Named for George Hazen French who discovered the plant around 1870, French’s shooting star is fussy about its environment and only grows under sandstone overhangs. Cane Creek provides just that.
The plant itself has a base rosette of green leaves from which a stem measuring one to two feet emerges. The plant is topped with six to 40 dangling white or pink flowers.
5. Alabama Canebrake Pitcher Plant
One of the rarest of the carnivorous plants found in the state, the Alabama canebrake pitcher plant grows in only 11 seepage bogs in Autauga and Chilton counties. As water percolates down certain hillsides, it reaches land with a rocky base and collects just below ground level to form a bog. You’ll find one of the bogs at Camp Tukabatchee, a Boy Scout Camp in Prattville.
The Alabama canebrake pitcher plant has a long, yellow-green tube with red veins that resembles an old fashioned milk pitcher that is topped with a small cover or hood. Nectar forms inside the tube and creates a pleasing aroma that attracts insects. When insects enter the tube, they become trapped and the plant produces enzymes that dissolve the insects and provide the plant nutrients.

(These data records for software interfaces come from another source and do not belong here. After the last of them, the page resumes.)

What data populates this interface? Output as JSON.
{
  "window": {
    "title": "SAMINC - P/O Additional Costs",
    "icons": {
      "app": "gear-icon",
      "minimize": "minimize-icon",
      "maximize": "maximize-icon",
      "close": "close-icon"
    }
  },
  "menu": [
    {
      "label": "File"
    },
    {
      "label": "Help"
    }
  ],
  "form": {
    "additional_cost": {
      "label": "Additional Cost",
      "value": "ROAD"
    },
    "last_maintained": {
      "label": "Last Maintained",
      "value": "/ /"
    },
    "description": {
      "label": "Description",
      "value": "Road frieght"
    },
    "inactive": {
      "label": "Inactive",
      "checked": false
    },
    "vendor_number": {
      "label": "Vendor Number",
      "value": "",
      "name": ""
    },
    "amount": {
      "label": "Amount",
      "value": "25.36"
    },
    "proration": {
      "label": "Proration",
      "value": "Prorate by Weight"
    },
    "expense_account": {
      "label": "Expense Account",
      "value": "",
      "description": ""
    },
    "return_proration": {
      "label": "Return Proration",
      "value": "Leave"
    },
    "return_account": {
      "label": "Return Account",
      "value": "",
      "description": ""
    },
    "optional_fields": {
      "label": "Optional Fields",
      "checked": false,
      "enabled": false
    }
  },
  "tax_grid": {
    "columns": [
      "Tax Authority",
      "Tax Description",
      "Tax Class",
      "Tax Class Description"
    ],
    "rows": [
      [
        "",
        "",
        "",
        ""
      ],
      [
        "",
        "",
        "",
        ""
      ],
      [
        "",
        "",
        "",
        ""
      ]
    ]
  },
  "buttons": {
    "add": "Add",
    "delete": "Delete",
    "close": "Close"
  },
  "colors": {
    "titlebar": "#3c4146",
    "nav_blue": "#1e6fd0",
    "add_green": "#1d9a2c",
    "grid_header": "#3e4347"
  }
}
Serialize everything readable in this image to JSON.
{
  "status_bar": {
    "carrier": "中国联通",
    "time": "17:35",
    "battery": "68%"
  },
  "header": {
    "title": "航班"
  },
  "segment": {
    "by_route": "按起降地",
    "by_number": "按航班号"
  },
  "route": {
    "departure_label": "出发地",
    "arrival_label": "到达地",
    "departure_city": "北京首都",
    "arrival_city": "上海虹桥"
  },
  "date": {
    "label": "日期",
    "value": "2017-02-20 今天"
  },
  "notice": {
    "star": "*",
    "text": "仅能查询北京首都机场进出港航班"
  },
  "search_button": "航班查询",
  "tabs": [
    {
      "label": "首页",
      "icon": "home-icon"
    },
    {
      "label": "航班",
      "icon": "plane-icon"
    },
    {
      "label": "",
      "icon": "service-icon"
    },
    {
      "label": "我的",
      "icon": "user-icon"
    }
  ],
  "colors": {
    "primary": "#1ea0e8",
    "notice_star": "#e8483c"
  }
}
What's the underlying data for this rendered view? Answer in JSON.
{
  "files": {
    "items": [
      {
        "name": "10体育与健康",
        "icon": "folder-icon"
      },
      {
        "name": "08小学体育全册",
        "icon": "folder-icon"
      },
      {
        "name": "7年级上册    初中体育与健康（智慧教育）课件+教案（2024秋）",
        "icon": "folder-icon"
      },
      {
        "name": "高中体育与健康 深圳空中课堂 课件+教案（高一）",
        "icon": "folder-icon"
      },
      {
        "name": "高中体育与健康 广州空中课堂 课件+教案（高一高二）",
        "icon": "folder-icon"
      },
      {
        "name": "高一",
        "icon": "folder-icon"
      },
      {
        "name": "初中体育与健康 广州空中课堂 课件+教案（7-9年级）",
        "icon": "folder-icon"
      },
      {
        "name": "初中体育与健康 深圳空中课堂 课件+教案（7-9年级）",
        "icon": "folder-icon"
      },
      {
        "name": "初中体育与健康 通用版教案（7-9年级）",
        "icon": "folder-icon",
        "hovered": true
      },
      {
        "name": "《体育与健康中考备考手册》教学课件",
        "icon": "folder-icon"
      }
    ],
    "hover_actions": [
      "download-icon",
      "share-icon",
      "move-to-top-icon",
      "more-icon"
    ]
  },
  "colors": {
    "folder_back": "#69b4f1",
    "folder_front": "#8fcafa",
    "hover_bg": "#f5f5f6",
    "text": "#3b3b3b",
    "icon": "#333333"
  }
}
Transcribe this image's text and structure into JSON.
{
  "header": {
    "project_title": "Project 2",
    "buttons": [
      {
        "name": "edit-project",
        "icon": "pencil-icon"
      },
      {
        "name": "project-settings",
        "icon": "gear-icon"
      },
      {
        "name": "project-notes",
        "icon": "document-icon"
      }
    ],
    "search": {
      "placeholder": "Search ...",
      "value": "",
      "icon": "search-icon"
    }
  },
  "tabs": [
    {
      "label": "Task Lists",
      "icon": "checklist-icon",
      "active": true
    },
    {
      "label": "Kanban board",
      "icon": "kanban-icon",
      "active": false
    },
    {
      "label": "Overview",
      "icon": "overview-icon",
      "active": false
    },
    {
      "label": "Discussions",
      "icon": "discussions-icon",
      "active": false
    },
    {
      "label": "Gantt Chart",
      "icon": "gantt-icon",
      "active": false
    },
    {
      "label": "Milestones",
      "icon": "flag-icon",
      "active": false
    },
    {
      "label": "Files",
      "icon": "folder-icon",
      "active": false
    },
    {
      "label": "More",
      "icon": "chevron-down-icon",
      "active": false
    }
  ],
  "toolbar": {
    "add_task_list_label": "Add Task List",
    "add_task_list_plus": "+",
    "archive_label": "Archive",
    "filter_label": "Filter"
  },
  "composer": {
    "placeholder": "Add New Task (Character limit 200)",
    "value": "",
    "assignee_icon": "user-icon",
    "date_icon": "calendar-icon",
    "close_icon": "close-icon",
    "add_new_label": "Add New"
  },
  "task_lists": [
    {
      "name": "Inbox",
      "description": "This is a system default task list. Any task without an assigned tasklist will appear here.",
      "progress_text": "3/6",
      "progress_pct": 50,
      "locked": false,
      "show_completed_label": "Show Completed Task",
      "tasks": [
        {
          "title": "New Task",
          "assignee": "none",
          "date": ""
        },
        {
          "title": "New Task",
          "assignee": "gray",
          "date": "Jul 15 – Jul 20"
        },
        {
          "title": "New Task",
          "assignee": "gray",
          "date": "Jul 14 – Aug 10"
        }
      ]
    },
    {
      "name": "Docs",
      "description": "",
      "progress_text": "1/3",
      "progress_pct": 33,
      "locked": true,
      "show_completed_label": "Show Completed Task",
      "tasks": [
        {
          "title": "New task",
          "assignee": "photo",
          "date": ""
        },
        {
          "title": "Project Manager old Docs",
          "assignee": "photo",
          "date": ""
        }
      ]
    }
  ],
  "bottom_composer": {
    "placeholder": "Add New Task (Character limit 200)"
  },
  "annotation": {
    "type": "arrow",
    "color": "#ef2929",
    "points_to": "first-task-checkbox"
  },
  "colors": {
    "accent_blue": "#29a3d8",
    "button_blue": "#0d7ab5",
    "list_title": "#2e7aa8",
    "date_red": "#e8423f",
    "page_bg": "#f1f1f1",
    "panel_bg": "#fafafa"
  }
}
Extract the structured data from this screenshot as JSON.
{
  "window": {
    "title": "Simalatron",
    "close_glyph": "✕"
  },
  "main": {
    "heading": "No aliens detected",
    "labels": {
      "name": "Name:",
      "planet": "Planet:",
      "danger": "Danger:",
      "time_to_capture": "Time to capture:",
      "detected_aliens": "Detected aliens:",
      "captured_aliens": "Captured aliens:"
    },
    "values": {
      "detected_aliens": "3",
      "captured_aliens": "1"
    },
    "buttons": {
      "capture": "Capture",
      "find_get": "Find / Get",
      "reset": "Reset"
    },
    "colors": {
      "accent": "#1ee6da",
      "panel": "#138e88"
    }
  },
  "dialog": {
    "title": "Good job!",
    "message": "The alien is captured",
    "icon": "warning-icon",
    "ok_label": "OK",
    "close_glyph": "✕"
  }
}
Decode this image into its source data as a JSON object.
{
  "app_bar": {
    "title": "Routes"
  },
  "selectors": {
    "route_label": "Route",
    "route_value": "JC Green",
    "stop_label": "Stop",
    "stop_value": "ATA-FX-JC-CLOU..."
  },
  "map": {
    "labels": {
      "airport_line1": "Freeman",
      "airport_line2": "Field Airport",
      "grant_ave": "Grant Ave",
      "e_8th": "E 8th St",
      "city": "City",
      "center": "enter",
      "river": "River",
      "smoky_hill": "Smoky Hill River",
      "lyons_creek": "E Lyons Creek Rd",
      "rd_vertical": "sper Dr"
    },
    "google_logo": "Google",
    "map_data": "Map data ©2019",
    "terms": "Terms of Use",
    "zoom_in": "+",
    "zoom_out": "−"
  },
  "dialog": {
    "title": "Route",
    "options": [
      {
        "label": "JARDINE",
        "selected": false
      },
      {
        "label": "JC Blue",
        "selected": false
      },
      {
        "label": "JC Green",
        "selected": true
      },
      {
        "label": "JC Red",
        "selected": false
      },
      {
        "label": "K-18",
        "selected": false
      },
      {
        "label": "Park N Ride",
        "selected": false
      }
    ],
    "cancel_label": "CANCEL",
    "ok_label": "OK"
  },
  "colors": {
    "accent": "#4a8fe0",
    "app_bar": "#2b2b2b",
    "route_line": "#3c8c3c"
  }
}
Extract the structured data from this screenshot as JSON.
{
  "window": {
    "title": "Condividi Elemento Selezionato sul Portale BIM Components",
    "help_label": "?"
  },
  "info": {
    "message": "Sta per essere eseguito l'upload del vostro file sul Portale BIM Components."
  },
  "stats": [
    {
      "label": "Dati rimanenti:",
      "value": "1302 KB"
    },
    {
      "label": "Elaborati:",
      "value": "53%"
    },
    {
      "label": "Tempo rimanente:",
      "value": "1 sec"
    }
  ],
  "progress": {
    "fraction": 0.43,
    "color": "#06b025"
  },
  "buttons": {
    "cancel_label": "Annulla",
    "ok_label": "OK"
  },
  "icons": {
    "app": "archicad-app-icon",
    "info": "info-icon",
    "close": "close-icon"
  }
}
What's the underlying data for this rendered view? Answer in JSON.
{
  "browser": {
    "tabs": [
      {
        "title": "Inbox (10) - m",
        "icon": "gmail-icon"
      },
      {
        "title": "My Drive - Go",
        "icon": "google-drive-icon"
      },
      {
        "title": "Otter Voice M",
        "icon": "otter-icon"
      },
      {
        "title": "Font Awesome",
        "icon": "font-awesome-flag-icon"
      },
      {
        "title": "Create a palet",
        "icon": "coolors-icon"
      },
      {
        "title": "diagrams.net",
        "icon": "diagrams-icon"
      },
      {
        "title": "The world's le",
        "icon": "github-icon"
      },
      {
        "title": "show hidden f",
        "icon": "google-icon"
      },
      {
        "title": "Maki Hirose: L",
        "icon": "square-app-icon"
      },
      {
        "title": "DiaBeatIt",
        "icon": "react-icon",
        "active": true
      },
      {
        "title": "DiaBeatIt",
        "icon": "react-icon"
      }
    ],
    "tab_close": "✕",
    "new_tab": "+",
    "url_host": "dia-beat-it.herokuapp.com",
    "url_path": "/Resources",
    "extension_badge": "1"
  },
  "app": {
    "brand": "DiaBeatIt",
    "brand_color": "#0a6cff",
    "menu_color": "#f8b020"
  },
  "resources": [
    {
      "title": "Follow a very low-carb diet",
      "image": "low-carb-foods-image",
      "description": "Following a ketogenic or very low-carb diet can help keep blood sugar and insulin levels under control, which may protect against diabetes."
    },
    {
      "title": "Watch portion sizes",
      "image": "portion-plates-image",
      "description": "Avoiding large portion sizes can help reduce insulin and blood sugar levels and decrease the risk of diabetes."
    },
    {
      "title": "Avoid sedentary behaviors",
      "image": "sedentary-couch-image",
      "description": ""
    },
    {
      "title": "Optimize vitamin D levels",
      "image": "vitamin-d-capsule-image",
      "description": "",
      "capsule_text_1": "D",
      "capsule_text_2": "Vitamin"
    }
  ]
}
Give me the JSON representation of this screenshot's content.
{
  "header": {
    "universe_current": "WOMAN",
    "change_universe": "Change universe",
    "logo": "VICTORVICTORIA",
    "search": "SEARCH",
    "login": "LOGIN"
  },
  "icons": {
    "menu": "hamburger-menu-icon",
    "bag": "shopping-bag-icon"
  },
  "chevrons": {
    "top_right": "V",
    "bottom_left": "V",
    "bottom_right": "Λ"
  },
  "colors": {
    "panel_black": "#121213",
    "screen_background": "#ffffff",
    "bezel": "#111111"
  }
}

The canebrake pitcher plant has a stalk that can measure up to two feet long and is topped with five beautiful, fragrant maroon flowers that bloom in April and May.
6. Menges’ Fameflower
Menges’ fameflower is a remarkable plant that you can find along the sandstone outcroppings and glades of Little River Canyon National Preserve.
It grows in the shallow pockets of the sandstone where there is only a very thin layer of soil. The fameflower grows to about 15 inches tall, and from April through October it blooms with a five-petal flower that’s pink or purple. But, if you want to see the flower, you have to be there at the right time, as it only blooms for two to four hours in the afternoon, usually around 2 pm.
7. Alabama Leather Flower
A close relative of the buttercup, the rare Alabama leather flower grows only in the northeastern part of the state in a few counties—Blount, Calhoun, Cherokee, Etowah, Jefferson, and St. Clair.
The leather flower has a clump of upright stems that measure one foot long and grow from the ground around March. At the top of the stems, thick, leathery petals encase flowers that bloom in April and May and resemble fanciful purple bells.
The best place to view the flower is along damp but sunny open areas of the Coosa River Valley. Try searching along Dry Creek in St. Clair County and at the Nature Conservancy’s Gulf Creek Canyon Preserve.
8. Morefield’s Leather Flower
The Morefield’s leather flower, another close relative to the buttercup, grows at the Land Trust of North Alabama’s Keel Mountain Preserve.
Morefield’s leather flower is a vine plant that can stretch out some 16 feet. The large purple flower has a thick, hairy texture that’s shaped like an urn, and it can grow to be as long as 1.5 inches.
Written by Joe Cuhaj for Matcha in partnership with BCBS of AL.